=== What needs to be done ===
Output should begin at the line holding "Serialize everything readable" and end at the last line of the entries; print those lines verbatim and no others.

------ Information shown ------

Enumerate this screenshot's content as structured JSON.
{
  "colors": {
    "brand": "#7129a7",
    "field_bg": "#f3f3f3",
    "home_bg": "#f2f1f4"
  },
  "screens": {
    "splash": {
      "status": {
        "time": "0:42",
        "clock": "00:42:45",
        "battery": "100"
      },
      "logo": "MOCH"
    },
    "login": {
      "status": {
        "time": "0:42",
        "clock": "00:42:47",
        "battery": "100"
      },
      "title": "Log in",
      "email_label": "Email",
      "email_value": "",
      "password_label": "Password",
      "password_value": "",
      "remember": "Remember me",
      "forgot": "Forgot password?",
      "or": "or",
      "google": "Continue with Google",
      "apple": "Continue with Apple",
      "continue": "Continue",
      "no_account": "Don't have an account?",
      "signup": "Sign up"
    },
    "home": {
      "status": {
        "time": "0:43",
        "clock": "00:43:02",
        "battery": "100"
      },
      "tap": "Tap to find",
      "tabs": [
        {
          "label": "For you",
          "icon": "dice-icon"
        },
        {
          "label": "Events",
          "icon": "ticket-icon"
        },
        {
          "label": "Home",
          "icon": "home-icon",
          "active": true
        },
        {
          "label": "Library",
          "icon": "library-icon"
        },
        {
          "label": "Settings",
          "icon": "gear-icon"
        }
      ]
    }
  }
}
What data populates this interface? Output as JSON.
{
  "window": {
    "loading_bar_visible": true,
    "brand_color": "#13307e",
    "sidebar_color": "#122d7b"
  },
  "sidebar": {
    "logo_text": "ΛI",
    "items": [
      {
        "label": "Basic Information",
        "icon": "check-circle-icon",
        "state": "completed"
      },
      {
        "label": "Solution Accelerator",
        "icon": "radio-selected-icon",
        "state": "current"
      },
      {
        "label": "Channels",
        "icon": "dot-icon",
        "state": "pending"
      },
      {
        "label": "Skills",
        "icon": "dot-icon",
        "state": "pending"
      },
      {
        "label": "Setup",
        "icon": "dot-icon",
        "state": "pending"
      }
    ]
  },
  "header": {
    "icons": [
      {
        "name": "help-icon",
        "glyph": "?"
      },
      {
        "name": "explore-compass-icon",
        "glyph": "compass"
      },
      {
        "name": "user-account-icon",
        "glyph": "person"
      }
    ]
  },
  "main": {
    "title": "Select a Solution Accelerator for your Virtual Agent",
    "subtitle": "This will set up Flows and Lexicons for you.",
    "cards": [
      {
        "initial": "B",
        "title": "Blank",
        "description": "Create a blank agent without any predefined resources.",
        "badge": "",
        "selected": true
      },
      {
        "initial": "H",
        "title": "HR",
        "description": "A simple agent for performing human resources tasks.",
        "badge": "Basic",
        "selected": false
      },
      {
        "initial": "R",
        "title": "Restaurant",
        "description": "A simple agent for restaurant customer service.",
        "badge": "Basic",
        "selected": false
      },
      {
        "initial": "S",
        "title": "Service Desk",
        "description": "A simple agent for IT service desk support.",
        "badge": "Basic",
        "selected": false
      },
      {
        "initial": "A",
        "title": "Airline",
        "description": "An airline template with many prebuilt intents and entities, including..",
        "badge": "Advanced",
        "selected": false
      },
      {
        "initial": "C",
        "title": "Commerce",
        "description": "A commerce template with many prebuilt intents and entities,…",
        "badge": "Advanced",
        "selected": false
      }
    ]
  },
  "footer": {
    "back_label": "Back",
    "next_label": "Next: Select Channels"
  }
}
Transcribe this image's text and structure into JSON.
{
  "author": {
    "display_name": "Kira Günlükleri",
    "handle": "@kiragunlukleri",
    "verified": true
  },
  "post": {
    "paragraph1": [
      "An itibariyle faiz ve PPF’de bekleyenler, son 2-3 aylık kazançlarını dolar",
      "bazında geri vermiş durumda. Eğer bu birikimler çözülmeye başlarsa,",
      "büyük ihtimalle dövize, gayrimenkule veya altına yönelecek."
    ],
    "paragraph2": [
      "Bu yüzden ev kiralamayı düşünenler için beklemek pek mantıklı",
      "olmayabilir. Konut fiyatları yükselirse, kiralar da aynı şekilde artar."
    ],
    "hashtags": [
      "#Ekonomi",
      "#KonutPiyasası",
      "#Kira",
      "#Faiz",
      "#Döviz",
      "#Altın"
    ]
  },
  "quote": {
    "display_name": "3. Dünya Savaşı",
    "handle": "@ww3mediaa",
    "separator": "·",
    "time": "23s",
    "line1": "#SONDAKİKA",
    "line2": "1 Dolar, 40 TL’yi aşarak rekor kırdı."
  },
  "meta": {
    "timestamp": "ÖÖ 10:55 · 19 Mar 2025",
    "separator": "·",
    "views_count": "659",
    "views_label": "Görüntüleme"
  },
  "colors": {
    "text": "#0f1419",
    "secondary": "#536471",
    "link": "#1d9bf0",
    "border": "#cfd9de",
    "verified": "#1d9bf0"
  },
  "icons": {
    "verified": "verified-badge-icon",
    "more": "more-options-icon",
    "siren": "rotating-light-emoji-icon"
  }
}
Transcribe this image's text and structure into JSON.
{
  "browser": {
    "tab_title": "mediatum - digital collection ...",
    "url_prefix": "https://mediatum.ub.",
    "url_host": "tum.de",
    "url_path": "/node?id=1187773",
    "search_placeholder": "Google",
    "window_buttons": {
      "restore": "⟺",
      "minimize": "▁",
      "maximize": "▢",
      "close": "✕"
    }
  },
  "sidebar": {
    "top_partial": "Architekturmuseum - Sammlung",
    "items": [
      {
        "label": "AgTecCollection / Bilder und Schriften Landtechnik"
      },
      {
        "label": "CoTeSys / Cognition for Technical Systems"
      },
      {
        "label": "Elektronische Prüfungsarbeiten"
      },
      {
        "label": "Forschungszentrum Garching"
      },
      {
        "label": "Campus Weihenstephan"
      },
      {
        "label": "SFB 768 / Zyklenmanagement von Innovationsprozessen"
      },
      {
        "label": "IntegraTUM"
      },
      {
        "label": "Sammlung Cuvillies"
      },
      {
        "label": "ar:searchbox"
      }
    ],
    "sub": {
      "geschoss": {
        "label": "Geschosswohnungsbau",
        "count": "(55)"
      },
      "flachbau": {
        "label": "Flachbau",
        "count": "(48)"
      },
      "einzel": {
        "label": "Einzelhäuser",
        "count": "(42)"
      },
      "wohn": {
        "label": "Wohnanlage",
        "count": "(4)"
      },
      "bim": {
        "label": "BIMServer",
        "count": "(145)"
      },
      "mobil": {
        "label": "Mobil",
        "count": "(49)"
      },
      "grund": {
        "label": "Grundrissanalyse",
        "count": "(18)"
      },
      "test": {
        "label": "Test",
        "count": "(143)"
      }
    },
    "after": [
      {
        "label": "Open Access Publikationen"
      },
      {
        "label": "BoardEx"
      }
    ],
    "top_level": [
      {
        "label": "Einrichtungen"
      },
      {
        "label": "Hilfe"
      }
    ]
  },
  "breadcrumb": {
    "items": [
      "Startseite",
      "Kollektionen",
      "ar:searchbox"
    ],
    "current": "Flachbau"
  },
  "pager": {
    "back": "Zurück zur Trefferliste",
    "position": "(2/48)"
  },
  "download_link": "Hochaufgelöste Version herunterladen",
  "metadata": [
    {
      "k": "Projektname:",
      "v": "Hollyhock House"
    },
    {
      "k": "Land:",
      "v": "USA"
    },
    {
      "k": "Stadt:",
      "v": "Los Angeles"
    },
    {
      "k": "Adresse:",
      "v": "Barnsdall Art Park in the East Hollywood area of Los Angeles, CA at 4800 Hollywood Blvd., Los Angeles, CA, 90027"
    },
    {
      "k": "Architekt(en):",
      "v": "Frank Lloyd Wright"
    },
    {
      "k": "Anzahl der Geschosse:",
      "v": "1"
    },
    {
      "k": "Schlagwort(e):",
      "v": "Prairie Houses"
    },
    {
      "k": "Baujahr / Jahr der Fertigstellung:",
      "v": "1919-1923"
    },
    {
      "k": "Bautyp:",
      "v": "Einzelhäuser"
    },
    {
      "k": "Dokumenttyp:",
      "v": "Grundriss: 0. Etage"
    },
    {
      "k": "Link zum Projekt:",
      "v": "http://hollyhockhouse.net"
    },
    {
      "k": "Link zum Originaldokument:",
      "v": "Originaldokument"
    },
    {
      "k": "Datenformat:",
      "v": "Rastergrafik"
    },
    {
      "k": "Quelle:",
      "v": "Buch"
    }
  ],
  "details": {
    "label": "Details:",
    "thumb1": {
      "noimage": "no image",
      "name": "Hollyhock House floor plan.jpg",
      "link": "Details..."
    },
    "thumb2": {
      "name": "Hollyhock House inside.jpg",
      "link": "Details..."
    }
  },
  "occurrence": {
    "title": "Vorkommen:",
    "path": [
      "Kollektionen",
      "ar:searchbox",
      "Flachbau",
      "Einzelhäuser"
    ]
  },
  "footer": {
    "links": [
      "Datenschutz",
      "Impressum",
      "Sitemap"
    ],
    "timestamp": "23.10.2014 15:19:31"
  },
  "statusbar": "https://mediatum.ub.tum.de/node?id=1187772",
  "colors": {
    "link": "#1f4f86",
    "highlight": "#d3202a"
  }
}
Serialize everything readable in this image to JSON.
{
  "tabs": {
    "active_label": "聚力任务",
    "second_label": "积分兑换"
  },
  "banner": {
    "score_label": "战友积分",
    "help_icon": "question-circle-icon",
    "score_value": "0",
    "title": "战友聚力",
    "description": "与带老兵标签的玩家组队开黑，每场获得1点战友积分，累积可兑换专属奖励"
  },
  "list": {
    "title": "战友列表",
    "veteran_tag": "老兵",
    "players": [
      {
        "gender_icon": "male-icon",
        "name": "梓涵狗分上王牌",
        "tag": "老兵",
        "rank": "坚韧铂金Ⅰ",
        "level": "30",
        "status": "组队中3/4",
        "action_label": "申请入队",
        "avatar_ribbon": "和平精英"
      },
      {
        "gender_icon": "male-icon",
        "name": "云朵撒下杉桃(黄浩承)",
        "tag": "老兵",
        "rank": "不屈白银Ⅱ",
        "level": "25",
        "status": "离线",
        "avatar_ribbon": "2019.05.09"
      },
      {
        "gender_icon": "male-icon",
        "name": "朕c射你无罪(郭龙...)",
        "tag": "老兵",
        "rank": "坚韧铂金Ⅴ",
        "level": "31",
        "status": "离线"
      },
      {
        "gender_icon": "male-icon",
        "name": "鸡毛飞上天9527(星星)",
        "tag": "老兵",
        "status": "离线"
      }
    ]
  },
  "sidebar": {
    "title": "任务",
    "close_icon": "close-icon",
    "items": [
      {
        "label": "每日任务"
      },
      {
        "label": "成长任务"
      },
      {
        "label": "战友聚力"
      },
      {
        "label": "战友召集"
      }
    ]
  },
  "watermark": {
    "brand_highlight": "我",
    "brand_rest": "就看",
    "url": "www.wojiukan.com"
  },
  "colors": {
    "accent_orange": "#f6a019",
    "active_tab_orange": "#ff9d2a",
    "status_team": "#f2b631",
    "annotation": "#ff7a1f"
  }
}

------

=== Your response ===
Serialize everything readable in this image to JSON.
{
  "tabs": {
    "active_label": "聚力任务",
    "second_label": "积分兑换"
  },
  "banner": {
    "score_label": "战友积分",
    "help_icon": "question-circle-icon",
    "score_value": "0",
    "title": "战友聚力",
    "description": "与带老兵标签的玩家组队开黑，每场获得1点战友积分，累积可兑换专属奖励"
  },
  "list": {
    "title": "战友列表",
    "veteran_tag": "老兵",
    "players": [
      {
        "gender_icon": "male-icon",
        "name": "梓涵狗分上王牌",
        "tag": "老兵",
        "rank": "坚韧铂金Ⅰ",
        "level": "30",
        "status": "组队中3/4",
        "action_label": "申请入队",
        "avatar_ribbon": "和平精英"
      },
      {
        "gender_icon": "male-icon",
        "name": "云朵撒下杉桃(黄浩承)",
        "tag": "老兵",
        "rank": "不屈白银Ⅱ",
        "level": "25",
        "status": "离线",
        "avatar_ribbon": "2019.05.09"
      },
      {
        "gender_icon": "male-icon",
        "name": "朕c射你无罪(郭龙...)",
        "tag": "老兵",
        "rank": "坚韧铂金Ⅴ",
        "level": "31",
        "status": "离线"
      },
      {
        "gender_icon": "male-icon",
        "name": "鸡毛飞上天9527(星星)",
        "tag": "老兵",
        "status": "离线"
      }
    ]
  },
  "sidebar": {
    "title": "任务",
    "close_icon": "close-icon",
    "items": [
      {
        "label": "每日任务"
      },
      {
        "label": "成长任务"
      },
      {
        "label": "战友聚力"
      },
      {
        "label": "战友召集"
      }
    ]
  },
  "watermark": {
    "brand_highlight": "我",
    "brand_rest": "就看",
    "url": "www.wojiukan.com"
  },
  "colors": {
    "accent_orange": "#f6a019",
    "active_tab_orange": "#ff9d2a",
    "status_team": "#f2b631",
    "annotation": "#ff7a1f"
  }
}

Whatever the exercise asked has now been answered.